Ever since the COVID-19 crisis, this country has been debating its many dysfunctions, like a family trying to face its deeply unresolved core problems. The temporary solutions that have been implemented by Congress and statehouses reveal the severity of America’s underlying issues with food insecurity, child care and housing.
The congressional CARES ACT enacted at the beginning of the crisis established a national rental eviction moratorium. But now it’s expired, terminating both the eviction moratorium and an extra $600 unemployment supplemental benefit. And Mitch McConnell’s Senate is still scheduled to leave the building for August recess by the end of the week as millions prepare to miss their monthly payments.
The situation “looks scary for renters” says Matt Desmond of Princeton University’s Eviction Lab, a national database tracking evictions, predicting mass evictions accompanied by rising homelessness in a period of unregulated chaos. He notes “Some landlords are going to negotiate with their tenants, but others are going to reach for that eviction notice.”
Like millions around the country, I find the very subject of housing, skyrocketing rents and evictions triggering. It upsets me to think about one person losing a safe place to call home, or one person sleeping in their car, because I relate in a deep, intimate way with everyone who may have to cope with this nightmare scenario.
I flashback on the number of times I have suffered through bad roommates to help subsidize rent, received a one month notice, or sold valuables — including my car — to pay rent. The word “landlord” itself triggers me, with its associations with cruel masters with the power to bulldoze the lives of families and children with just a 30-day notice.
I am not unusual. Fear surrounding just marginally maintaining housing or losing it altogether is the 21st century American way. It’s no wonder that eight of every 10 adults agree that housing insecurity is a national crisis.
Six in 10 Americans say they couldn’t afford an additional $500 monthly expense, while 1 in 4 low income households spend 70 percent of their income on rent and utilities. Housing has been unaffordable in the United States for decades as wages have stagnated. It’s a crisis that was hard to imagine getting worse — and then the pandemic hit. Since then, an unprecedented number of people have lost their jobs and ability to provide for their families without federal assistance. Now many will face having a safe place to social distance taken from them, too.
But the silver lining is that this situation is finally making our housing crisis a national talking point and lifting up the struggles Black and brown families in particular have been facing. There is a national desire to radically rethink housing. Findings recently collected by Community Change for a Housing Justice Narrative Initiative show a vast commitment to major reform. Ninety-two percent of Americans concurred that “Like air to breathe and food to eat, safe shelter is a basic human need.”

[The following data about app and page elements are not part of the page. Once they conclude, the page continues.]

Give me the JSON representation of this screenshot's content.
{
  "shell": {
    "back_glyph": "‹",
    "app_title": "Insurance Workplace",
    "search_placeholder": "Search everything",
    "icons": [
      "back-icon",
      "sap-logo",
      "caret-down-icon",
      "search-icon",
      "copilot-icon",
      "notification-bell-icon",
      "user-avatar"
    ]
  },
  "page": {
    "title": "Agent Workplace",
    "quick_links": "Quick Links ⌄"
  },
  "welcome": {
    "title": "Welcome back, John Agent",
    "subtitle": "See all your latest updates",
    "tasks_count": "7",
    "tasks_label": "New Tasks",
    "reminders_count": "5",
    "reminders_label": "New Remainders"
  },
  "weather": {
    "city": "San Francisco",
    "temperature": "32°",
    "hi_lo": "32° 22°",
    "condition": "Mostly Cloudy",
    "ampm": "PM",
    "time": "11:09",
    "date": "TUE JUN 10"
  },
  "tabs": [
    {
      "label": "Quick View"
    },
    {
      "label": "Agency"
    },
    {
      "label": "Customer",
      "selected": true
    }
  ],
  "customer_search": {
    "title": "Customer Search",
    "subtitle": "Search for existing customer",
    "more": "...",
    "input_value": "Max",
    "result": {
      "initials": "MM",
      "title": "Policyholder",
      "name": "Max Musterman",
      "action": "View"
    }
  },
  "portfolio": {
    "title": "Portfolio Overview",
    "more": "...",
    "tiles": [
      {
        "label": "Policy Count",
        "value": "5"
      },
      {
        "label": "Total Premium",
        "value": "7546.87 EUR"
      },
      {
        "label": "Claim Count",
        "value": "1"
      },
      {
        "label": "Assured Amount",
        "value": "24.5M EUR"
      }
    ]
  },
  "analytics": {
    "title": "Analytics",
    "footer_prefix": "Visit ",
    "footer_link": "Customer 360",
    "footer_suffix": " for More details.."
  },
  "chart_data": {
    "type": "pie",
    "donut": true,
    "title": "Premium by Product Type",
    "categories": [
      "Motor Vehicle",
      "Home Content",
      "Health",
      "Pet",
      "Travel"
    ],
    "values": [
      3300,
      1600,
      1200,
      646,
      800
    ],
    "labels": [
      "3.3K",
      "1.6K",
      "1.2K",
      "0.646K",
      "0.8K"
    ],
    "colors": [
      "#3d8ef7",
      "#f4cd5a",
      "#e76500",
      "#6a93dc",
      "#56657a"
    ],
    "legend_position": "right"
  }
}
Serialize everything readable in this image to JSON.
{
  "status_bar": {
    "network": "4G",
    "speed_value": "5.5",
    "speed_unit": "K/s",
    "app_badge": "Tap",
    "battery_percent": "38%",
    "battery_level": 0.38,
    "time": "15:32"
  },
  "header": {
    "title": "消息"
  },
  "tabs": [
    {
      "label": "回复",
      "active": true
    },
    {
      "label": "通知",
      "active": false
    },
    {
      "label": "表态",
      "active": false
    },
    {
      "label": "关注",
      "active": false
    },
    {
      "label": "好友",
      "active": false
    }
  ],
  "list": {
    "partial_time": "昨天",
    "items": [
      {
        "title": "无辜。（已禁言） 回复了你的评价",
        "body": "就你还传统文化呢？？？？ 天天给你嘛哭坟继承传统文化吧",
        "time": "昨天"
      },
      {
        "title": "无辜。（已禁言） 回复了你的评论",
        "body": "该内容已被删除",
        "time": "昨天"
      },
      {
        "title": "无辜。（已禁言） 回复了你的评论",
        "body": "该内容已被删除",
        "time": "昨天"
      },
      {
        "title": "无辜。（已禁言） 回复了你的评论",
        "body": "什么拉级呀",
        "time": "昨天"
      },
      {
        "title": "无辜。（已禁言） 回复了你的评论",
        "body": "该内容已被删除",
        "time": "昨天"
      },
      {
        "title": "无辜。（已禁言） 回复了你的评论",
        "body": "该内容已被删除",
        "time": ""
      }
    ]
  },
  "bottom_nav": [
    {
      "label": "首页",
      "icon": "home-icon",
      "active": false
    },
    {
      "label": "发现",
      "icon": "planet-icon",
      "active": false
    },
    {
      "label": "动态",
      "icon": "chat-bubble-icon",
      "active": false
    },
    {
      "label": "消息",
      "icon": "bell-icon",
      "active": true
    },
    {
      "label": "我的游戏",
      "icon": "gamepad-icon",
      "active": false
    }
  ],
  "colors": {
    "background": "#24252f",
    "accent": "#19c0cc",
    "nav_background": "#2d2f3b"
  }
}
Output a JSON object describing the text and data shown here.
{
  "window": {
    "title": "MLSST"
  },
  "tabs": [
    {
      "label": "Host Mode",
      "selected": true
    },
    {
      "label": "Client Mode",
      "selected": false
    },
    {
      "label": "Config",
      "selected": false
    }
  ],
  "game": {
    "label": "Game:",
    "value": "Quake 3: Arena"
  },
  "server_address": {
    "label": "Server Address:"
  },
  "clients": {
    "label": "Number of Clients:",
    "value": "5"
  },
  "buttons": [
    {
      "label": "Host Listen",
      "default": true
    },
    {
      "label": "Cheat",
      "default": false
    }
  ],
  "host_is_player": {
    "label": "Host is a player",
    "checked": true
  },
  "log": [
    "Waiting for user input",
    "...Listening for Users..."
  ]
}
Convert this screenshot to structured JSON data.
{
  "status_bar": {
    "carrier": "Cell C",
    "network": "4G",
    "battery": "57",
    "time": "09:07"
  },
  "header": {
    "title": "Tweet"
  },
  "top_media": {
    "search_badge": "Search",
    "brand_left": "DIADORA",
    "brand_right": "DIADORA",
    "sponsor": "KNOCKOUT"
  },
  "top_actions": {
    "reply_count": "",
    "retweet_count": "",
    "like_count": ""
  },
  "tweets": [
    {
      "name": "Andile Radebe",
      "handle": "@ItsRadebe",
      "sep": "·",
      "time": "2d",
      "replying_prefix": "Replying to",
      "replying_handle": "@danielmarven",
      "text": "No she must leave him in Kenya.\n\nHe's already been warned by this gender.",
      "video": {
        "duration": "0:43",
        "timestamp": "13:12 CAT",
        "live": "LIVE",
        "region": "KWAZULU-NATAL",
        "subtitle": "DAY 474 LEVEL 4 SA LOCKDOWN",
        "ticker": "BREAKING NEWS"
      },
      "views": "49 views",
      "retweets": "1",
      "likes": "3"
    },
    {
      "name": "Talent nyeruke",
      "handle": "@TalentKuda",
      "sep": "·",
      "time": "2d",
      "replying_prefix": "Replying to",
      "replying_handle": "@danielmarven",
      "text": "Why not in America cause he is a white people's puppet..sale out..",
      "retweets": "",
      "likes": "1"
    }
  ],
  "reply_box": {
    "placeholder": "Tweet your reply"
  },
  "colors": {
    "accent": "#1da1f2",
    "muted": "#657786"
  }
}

If a world with universal affordable housing is pie-in-the-sky fantasy, it’s a dream shared by many of us. When asked, people agreed that housing is a human right. There is a disconnect between what we believe, and how we live — and the federal government has the opportunity to bridge that gap.
Certainly, money in politics has stymied change. But I also think reform is delayed by a vast social conundrum. It’s a psychological mechanism that’s reinforced by the hierarchical structure of the housing totem pole, with middle-and-low-income renters. and the homeless at the bottom. Society ties our personal value to our economic clout. and conservative propaganda tells us if we can’t make it in a capitalist society, it’s our own fault. That’s why although we believe housing is a human right, we still blame ourselves when we face systemic barriers to keeping a home in a neighborhood where our children enjoy growing up and our elders enjoy growing old.
I can speak for this notion myself. If the phone rings, and I see on the machine it’s my landlord, I sometimes tremble. I literally shiver, having been indoctrinated in habits of silence, submission and coerced agreement. Although I know my rights, I will tend to make big allowances to the landlord. If he asks for extra time to fix a leak, for example, I will agree to it. I may have an enforceable lease, but I have little confidence in a system under which I have already suffered so many small sleights that it has been beaten into my head that the property I rent holds more value than my life.
People like myself can be shuffled from place to place, at the whim of the market, not uncommonly accepting substandard lodging where we pay inflated sums based on arbitrary property values. Low-income renters have little self-esteem because they have little economic clout. Homelessness in this social hierarchy equates to uselessness and worthlessness. In other words, we end up feeling like we don’t deserve a home, even if deep down we know we do.
This kind of system-inflicted self-doubt stymies political progress because we don’t recognize the power we hold. But in fact, a national movement to enact affordable housing policies led by those of us who have faced housing insecurity, is possible. And with the Housing Justice Narrative Project, it’s beginning to take shape.
The COVID19 pandemic, the looming economic crisis, the real threat of mass evictions and an election around the corner have signaled a time when major movements do demand attention — just look at the Black Lives Matter movement. Let’s stand firm together that housing is a human right and demand a change. It’ll be our promise to future generations that we hold value and deserve dignity.
Darryl Lorenzo Wellington is a Communications Fellow at Community Change